Israeli doctors have developed a method of using a 3-D printer to facilitate delicate and complex operations.
According to Makor Rishon, physicians at the Galilee Medical Center in the northern Israeli city of Nahariya used the technique to treat a woman whose eye socket was badly damaged in a car accident.
The doctors scanned the patient’s face and then used a 3-D printer to produce an exact replica, or “simulation,” of her skull.
This allows the physicians to plan the complex restorative operation, practice on the model and create the specific implant to be used to repair the eye socket.
Professor Samer Srouji of the hospital’s Oral & Maxillofacial Surgery Center said of the technique, “Once you have a complicated case, a very complicated fracture, and you want to know how to approach it and treat it, you can print the broken parts, ‘operate,’ and connect the parts outside, prepare the plate for transplantation, and then do the surgery in a much more predictable and less complicated way.”
In contrast to more cumbersome, invasive procedures used in the past, he said, today “we open a small incision and immediately put the prepared implant in it.”
“The new thing is that we control the process in hospital laboratories, which reduces costs and raises the level of accuracy,” he noted.
This, Srouji added, gave medical staff “full control before we do the operation.”
Srouji is bringing this technique to foreign audiences, having recently attended a conference in Brazil where he gave lectures on using 3-D printers to treat trauma injuries.
Ran Bronstein of 3D Systems said of the technique, “In the past, doctors had no way of practicing for surgery except on animals or dead bodies or, in desperate situations, on the body of the patients themselves. This technology has brought the world of medicine to a place where it is possible to provide doctors, like pilots, with simulators that allow them to practice procedures that are not open surgery.”

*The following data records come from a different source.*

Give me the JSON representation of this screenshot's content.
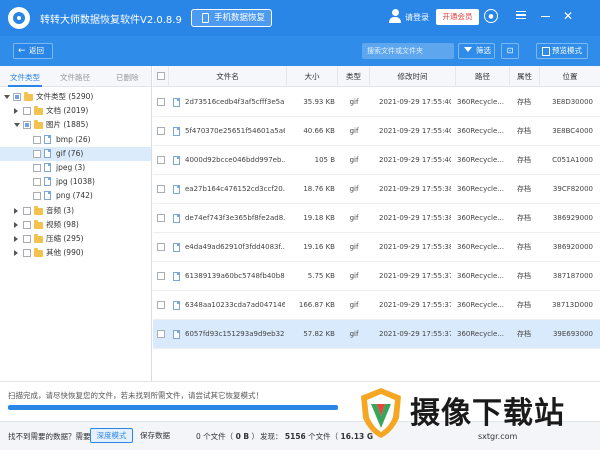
{
  "titlebar": {
    "app_title": "转转大师数据恢复软件V2.0.8.9",
    "phone_recovery": "手机数据恢复",
    "login": "请登录",
    "vip": "开通会员"
  },
  "toolbar": {
    "back": "返回",
    "search_placeholder": "搜索文件或文件夹",
    "filter": "筛选",
    "preview_mode": "预览模式"
  },
  "left_tabs": {
    "file_type": "文件类型",
    "file_path": "文件路径",
    "deleted": "已删除"
  },
  "tree": [
    {
      "label": "文件类型 (5290)",
      "level": 0,
      "expanded": true,
      "folder": true
    },
    {
      "label": "文档 (2019)",
      "level": 1,
      "expanded": false,
      "folder": true
    },
    {
      "label": "图片 (1885)",
      "level": 1,
      "expanded": true,
      "folder": true
    },
    {
      "label": "bmp (26)",
      "level": 2,
      "folder": false
    },
    {
      "label": "gif (76)",
      "level": 2,
      "folder": false,
      "selected": true
    },
    {
      "label": "jpeg (3)",
      "level": 2,
      "folder": false
    },
    {
      "label": "jpg (1038)",
      "level": 2,
      "folder": false
    },
    {
      "label": "png (742)",
      "level": 2,
      "folder": false
    },
    {
      "label": "音频 (3)",
      "level": 1,
      "expanded": false,
      "folder": true
    },
    {
      "label": "视频 (98)",
      "level": 1,
      "expanded": false,
      "folder": true
    },
    {
      "label": "压缩 (295)",
      "level": 1,
      "expanded": false,
      "folder": true
    },
    {
      "label": "其他 (990)",
      "level": 1,
      "expanded": false,
      "folder": true
    }
  ],
  "table": {
    "headers": {
      "name": "文件名",
      "size": "大小",
      "type": "类型",
      "modified": "修改时间",
      "path": "路径",
      "attr": "属性",
      "position": "位置"
    },
    "rows": [
      {
        "name": "2d73516cedb4f3af5cfff3e5a...",
        "size": "35.93 KB",
        "type": "gif",
        "date": "2021-09-29 17:55:40",
        "path": "360Recycle...",
        "attr": "存档",
        "pos": "3E8D30000"
      },
      {
        "name": "5f470370e25651f54601a5a6...",
        "size": "40.66 KB",
        "type": "gif",
        "date": "2021-09-29 17:55:40",
        "path": "360Recycle...",
        "attr": "存档",
        "pos": "3E8BC4000"
      },
      {
        "name": "4000d92bcce046bdd997eb...",
        "size": "105 B",
        "type": "gif",
        "date": "2021-09-29 17:55:40",
        "path": "360Recycle...",
        "attr": "存档",
        "pos": "C051A1000"
      },
      {
        "name": "ea27b164c476152cd3ccf20...",
        "size": "18.76 KB",
        "type": "gif",
        "date": "2021-09-29 17:55:38",
        "path": "360Recycle...",
        "attr": "存档",
        "pos": "39CF82000"
      },
      {
        "name": "de74ef743f3e365bf8fe2ad8...",
        "size": "19.18 KB",
        "type": "gif",
        "date": "2021-09-29 17:55:38",
        "path": "360Recycle...",
        "attr": "存档",
        "pos": "386929000"
      },
      {
        "name": "e4da49ad62910f3fdd4083f...",
        "size": "19.16 KB",
        "type": "gif",
        "date": "2021-09-29 17:55:38",
        "path": "360Recycle...",
        "attr": "存档",
        "pos": "386920000"
      },
      {
        "name": "61389139a60bc5748fb40b8...",
        "size": "5.75 KB",
        "type": "gif",
        "date": "2021-09-29 17:55:37",
        "path": "360Recycle...",
        "attr": "存档",
        "pos": "387187000"
      },
      {
        "name": "6348aa10233cda7ad047146...",
        "size": "166.87 KB",
        "type": "gif",
        "date": "2021-09-29 17:55:37",
        "path": "360Recycle...",
        "attr": "存档",
        "pos": "38713D000"
      },
      {
        "name": "6057fd93c151293a9d9eb32...",
        "size": "57.82 KB",
        "type": "gif",
        "date": "2021-09-29 17:55:37",
        "path": "360Recycle...",
        "attr": "存档",
        "pos": "39E693000",
        "selected": true
      }
    ]
  },
  "status": {
    "message": "扫描完成，请尽快恢复您的文件，若未找到所需文件，请尝试其它恢复模式！",
    "progress": 1.0
  },
  "bottom": {
    "not_found": "找不到需要的数据？需要",
    "deep_mode": "深度模式",
    "save_data": "保存数据",
    "selected_prefix": "0",
    "selected_unit": "个文件（",
    "selected_size": "0 B",
    "selected_suffix": "）",
    "found_prefix": "发现：",
    "found_count": "5156",
    "found_mid": "个文件（",
    "found_size": "16.13 G"
  },
  "watermark": {
    "text": "摄像下载站",
    "url": "sxtgr.com"
  },
  "colors": {
    "titlebar": "#2a86e6",
    "toolbar": "#2f8de9",
    "selected_row": "#d9eafc",
    "accent": "#2a86e6"
  }
}
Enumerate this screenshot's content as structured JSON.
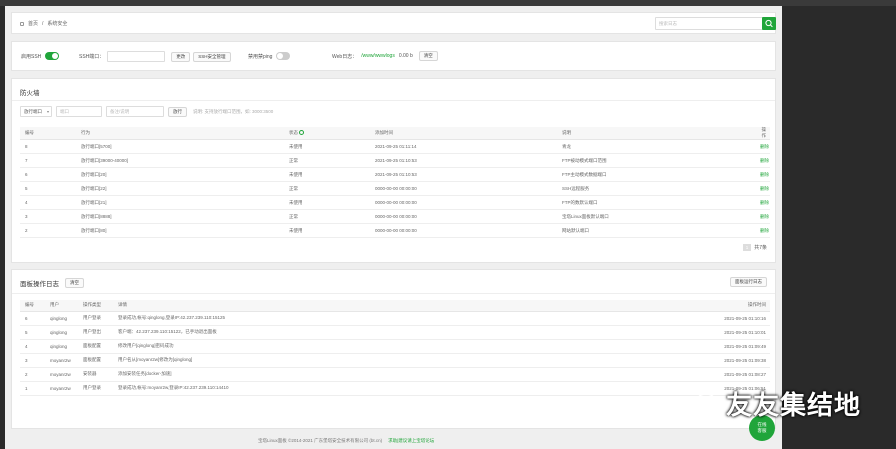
{
  "header": {
    "breadcrumb": [
      "首页",
      "/",
      "系统安全"
    ],
    "search_placeholder": "搜索日志"
  },
  "toolbar": {
    "ssh_label": "启用SSH",
    "ssh_port_label": "SSH端口：",
    "ssh_port_value": "",
    "change_btn": "更改",
    "ssh_manage_btn": "SSH安全管理",
    "ping_label": "禁用禁ping",
    "weblog_label": "Web日志：",
    "weblog_path": "/www/wwwlogs",
    "weblog_size": "0.00 b",
    "clear_btn": "清空"
  },
  "firewall": {
    "title": "防火墙",
    "select_value": "放行端口",
    "port_placeholder": "端口",
    "remark_placeholder": "备注/说明",
    "release_btn": "放行",
    "hint": "说明: 支持放行端口范围，如: 3000:3500",
    "columns": [
      "编号",
      "行为",
      "状态",
      "添加时间",
      "说明",
      "操作"
    ],
    "rows": [
      {
        "id": "8",
        "action": "放行端口[5700]",
        "status": "未使用",
        "time": "2021-09-25 01:11:14",
        "note": "青龙",
        "op": "删除"
      },
      {
        "id": "7",
        "action": "放行端口[39000-40000]",
        "status": "正常",
        "time": "2021-09-25 01:10:53",
        "note": "FTP被动模式端口范围",
        "op": "删除"
      },
      {
        "id": "6",
        "action": "放行端口[20]",
        "status": "未使用",
        "time": "2021-09-25 01:10:53",
        "note": "FTP主动模式数据端口",
        "op": "删除"
      },
      {
        "id": "5",
        "action": "放行端口[22]",
        "status": "正常",
        "time": "0000-00-00 00:00:00",
        "note": "SSH远程服务",
        "op": "删除"
      },
      {
        "id": "4",
        "action": "放行端口[21]",
        "status": "未使用",
        "time": "0000-00-00 00:00:00",
        "note": "FTP的数默认端口",
        "op": "删除"
      },
      {
        "id": "3",
        "action": "放行端口[8888]",
        "status": "正常",
        "time": "0000-00-00 00:00:00",
        "note": "宝塔Linux面板默认端口",
        "op": "删除"
      },
      {
        "id": "2",
        "action": "放行端口[80]",
        "status": "未使用",
        "time": "0000-00-00 00:00:00",
        "note": "网站默认端口",
        "op": "删除"
      }
    ],
    "page": "1",
    "total": "共7条"
  },
  "logs": {
    "title": "面板操作日志",
    "clear_btn": "清空",
    "running_log_btn": "面板运行日志",
    "columns": [
      "编号",
      "用户",
      "操作类型",
      "详情",
      "操作时间"
    ],
    "rows": [
      {
        "id": "6",
        "user": "qinglong",
        "type": "用户登录",
        "detail": "登录成功,帐号:qinglong,登录IP:42.237.239.110:15125",
        "time": "2021-09-25 01:10:16"
      },
      {
        "id": "5",
        "user": "qinglong",
        "type": "用户登出",
        "detail": "客户端：42.237.239.110:15122，已手动退出面板",
        "time": "2021-09-25 01:10:01"
      },
      {
        "id": "4",
        "user": "qinglong",
        "type": "面板配置",
        "detail": "修改用户[qinglong]密码成功",
        "time": "2021-09-25 01:09:49"
      },
      {
        "id": "3",
        "user": "moyanr2w",
        "type": "面板配置",
        "detail": "用户名从[moyanr2w]修改为[qinglong]",
        "time": "2021-09-25 01:09:38"
      },
      {
        "id": "2",
        "user": "moyanr2w",
        "type": "安装器",
        "detail": "添加安装任务[docker-加速]",
        "time": "2021-09-25 01:08:27"
      },
      {
        "id": "1",
        "user": "moyanr2w",
        "type": "用户登录",
        "detail": "登录成功,帐号:moyanr2w,登录IP:42.237.239.110:14410",
        "time": "2021-09-25 01:06:51"
      }
    ]
  },
  "footer": {
    "copyright": "宝塔Linux面板 ©2014-2021 广东堡塔安全技术有限公司 (bt.cn)",
    "links": "求助|建议请上宝塔论坛"
  },
  "float_btn": {
    "line1": "在线",
    "line2": "客服"
  },
  "watermark": "友友集结地",
  "colors": {
    "accent": "#20a53a",
    "background": "#efefef"
  }
}
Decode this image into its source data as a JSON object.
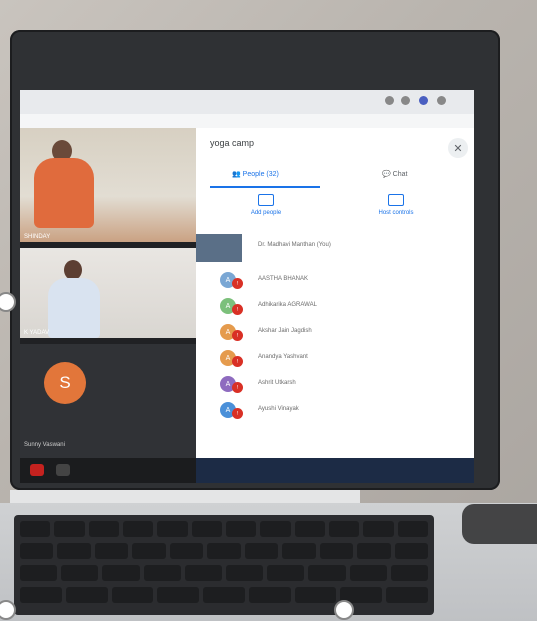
{
  "meeting": {
    "title": "yoga camp",
    "close_icon": "close-icon"
  },
  "panel": {
    "tabs": [
      {
        "label": "People (32)"
      },
      {
        "label": "Chat"
      }
    ],
    "actions": [
      {
        "label": "Add people"
      },
      {
        "label": "Host controls"
      }
    ],
    "people": [
      {
        "name": "Dr. Madhavi Manthan (You)",
        "kind": "video"
      },
      {
        "name": "AASTHA BHANAK",
        "initial": "A",
        "color": "#7aa7d4"
      },
      {
        "name": "Adhikarika AGRAWAL",
        "initial": "A",
        "color": "#7cc07b"
      },
      {
        "name": "Akshar Jain Jagdish",
        "initial": "A",
        "color": "#e59b4d"
      },
      {
        "name": "Anandya Yashvant",
        "initial": "A",
        "color": "#e59b4d"
      },
      {
        "name": "Ashrit Utkarsh",
        "initial": "A",
        "color": "#8e6bbf"
      },
      {
        "name": "Ayushi Vinayak",
        "initial": "A",
        "color": "#4a90d9"
      }
    ]
  },
  "videos": {
    "tiles": [
      {
        "name": "SHINDAY"
      },
      {
        "name": "K YADAV"
      },
      {
        "name": "Sunny Vaswani",
        "initial": "S"
      }
    ]
  }
}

As a result, he said, “Doctors can practice and improve their skills before surgery, thus reducing the likelihood of error.”
In addition, the technique offers the advantage of having an exact model of the patient’s anatomy, Bronstein stated.
“When you create a flight simulator you have the technical specifications of an airplane,” he said, “but in the simulation of the person, no one has the data on the specific model. The anatomy of everyone is different, and this is not a simple technological task; it’s almost like gathering intelligence on the battlefield.”
With the new technique, however, the computer “can analyze anatomical models and read MRI and CT scans, understand the anatomy, and print a model of the organ for training — and even implants for the surgery itself.”